Skip to main content

254. END OF THIS BLOG



I started this blog in 2005 under a different name. When I deleted it at one stage its title was stolen, borrowed, hijacked by someone else. I started it again under this title, Threefold Twenty, because I was three times twenty years of age. Many thanks to all readers and virtual friends who followed me throughout these years. 

It has come to the end of its road. I am closing it today in 2017 for good. 

Good Bye.



                 THE  END
Post a Comment

Popular posts from this blog

250. MY ESSAY IN ETHNOLOGY

When I say that I studied social ethnology, most people don't know what I'm talking about. So to illustrate what a post-graduate student did at the University of Michigan in this science within the department of Anthropology, here is the copy of my essay written in November 1980 for my professor of course 501 of that year.

 The title is THE POWER GAME AT THE MICRO-LEVEL OF TALE SOCIETY.

The study was based on ethnographic data published by Meyer Fortes who was an ethnologist in the 1940s in Ghana. The exercise was to use his data from his observation in the field to analyse what it meant in terms of "power game". It was to show us that a good ethnographer's job consisted of taking down every detail of his observations, even if it did not make sense to him at the time. The ethnologist can then trust the ethnographer's findings in order to analyse them and make sense with them. The ethnographer and the ethnologist are most of the time the one and same person. …

249. A car, a bicycle and a dog

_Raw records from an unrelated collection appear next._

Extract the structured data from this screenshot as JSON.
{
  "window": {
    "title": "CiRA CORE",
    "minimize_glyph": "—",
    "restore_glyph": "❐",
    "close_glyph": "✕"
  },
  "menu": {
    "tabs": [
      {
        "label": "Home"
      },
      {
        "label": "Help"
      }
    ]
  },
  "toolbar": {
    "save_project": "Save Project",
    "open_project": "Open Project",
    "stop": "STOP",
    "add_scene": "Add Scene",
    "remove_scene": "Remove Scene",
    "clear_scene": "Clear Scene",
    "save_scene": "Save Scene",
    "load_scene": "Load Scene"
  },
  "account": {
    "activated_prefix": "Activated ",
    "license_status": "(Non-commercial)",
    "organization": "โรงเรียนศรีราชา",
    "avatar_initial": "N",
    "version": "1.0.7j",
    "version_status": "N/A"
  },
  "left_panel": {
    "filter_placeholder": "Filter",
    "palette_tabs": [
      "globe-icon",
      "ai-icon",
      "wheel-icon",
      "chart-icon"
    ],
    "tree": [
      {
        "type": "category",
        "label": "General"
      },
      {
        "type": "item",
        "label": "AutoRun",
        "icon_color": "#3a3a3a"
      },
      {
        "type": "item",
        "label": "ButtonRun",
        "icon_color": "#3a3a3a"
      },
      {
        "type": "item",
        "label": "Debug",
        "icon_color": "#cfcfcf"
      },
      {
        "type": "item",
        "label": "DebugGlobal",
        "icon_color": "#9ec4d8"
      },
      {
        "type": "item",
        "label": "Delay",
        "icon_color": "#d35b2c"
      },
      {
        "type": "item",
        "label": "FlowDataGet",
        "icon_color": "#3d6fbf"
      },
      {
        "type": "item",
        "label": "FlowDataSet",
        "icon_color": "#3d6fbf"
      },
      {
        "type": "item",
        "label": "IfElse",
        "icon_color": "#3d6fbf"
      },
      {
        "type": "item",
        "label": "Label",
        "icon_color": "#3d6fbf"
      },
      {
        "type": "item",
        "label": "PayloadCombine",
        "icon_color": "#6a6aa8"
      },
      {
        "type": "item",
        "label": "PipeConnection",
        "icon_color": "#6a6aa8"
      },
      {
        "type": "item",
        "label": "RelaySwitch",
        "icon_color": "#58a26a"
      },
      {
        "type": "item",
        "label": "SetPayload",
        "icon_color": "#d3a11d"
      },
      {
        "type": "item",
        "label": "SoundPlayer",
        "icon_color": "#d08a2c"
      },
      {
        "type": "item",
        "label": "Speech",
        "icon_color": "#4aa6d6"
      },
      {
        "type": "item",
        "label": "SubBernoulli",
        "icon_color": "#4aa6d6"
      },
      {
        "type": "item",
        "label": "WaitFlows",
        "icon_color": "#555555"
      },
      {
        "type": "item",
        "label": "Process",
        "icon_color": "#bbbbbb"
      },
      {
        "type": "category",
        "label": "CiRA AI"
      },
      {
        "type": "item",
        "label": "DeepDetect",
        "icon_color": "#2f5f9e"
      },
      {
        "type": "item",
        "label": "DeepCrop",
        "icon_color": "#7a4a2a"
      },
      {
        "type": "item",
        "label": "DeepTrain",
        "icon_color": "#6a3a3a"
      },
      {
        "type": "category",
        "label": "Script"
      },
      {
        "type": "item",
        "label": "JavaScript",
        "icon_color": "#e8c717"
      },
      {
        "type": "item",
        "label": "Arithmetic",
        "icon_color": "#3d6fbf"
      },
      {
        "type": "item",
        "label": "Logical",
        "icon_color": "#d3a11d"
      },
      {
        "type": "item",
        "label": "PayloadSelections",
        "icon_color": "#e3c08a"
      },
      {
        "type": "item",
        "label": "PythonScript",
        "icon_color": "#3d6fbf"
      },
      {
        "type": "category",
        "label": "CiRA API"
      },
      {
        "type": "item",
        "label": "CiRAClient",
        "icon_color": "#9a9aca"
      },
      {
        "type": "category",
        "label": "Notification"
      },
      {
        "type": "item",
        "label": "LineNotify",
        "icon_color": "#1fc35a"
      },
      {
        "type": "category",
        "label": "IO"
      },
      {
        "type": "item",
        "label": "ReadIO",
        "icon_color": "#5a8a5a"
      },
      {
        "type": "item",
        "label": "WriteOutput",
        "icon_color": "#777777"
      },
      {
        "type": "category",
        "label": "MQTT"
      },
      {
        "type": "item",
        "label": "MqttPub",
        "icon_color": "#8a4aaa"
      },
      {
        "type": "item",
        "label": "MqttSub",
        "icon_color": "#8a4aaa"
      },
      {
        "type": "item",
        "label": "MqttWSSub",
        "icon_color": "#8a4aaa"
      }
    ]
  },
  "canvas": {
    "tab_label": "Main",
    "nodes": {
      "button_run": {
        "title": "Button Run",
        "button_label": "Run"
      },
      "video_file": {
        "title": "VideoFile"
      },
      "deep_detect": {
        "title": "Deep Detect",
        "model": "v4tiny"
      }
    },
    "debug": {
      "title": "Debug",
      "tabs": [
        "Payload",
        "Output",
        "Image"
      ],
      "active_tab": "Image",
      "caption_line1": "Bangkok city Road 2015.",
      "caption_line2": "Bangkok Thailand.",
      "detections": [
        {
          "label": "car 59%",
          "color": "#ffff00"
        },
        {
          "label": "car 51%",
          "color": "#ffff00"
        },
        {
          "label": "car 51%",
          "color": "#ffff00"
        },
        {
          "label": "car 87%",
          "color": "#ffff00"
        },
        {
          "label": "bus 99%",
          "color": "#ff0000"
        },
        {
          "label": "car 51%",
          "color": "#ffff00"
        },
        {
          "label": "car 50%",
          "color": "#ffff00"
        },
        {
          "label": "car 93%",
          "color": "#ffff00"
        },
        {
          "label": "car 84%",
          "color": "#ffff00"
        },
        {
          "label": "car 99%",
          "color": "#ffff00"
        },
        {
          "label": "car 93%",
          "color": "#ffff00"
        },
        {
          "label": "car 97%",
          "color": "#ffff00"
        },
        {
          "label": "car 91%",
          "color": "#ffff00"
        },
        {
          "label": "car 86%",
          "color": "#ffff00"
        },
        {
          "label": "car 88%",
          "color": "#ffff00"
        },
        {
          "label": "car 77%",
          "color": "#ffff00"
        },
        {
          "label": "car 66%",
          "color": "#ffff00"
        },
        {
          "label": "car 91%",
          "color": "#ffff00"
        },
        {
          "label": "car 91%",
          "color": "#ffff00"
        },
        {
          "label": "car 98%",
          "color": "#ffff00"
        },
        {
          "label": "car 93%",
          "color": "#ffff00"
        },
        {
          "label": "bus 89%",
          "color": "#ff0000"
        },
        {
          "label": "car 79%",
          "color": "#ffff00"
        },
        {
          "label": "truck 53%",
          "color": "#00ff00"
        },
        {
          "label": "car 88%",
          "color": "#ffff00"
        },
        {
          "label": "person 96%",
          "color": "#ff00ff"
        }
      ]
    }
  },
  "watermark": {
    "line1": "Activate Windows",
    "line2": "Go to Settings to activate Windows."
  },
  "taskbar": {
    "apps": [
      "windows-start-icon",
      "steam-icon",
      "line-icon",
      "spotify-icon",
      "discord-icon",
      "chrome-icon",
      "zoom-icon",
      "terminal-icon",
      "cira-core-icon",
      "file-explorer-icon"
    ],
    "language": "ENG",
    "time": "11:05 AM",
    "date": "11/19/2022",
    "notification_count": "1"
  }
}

The year 2014 is a landmark in my very ordinary life. 
I had a car, a Ford Mondeo Ghia, running on diesel. I had driven it very happily to Germany, to Scotland and to various places in France. It had reached past 200 K km mileage and needed some fixing. I forgot what it was, nothing too bad, it could still pass the mandatory regular registration. My mechanic told me he would not do it. In any case I didn't have the money to have it done. So, I left it parked on the village square for a long time hoping to find the money and another mechanic for it. After a year I was asked to move it out as there was going to be a village fair on the square. Fair enough. Some friendly neighbor helped me start it and I drove it 5 km away to the other village where I have my garden and a barn. My idea was to store it inside the barn pending better days when I would get it fixed. I judged that the engine, if not the rusty body, could still be useful for something. However, as I couldn't open the b…

251. Stalking Jules Verne

I recently came across photos of a google-plus user from the country of Georgia in the Caucasian mountains, somewhere between the Black Sea and the Caspian Sea, somewhere between the south of Russia and Turkey. A difficult position for a small country really, being tossed from one to the other in ruling and/or heavy cultural influences. From the dawn of History, however, the Georgians have managed to retain their own personality, cultural heritage, language and… yes, spelling and writing. Georgia in the Georgian language is spelt საქართველო.  This small country remained hidden away from main stream History by bigger bears until, well yes, the advent of internet. And since cables have now been laid in the bottom of the Black Sea by Americans to reach the port of Poti, any Georgian can now tune into internet at will and post photos on FaceBook or Google+ and be seen and contacted by the rest of the world. Nice story!
When I recently saw those photos of Georgia posted on my own google+ …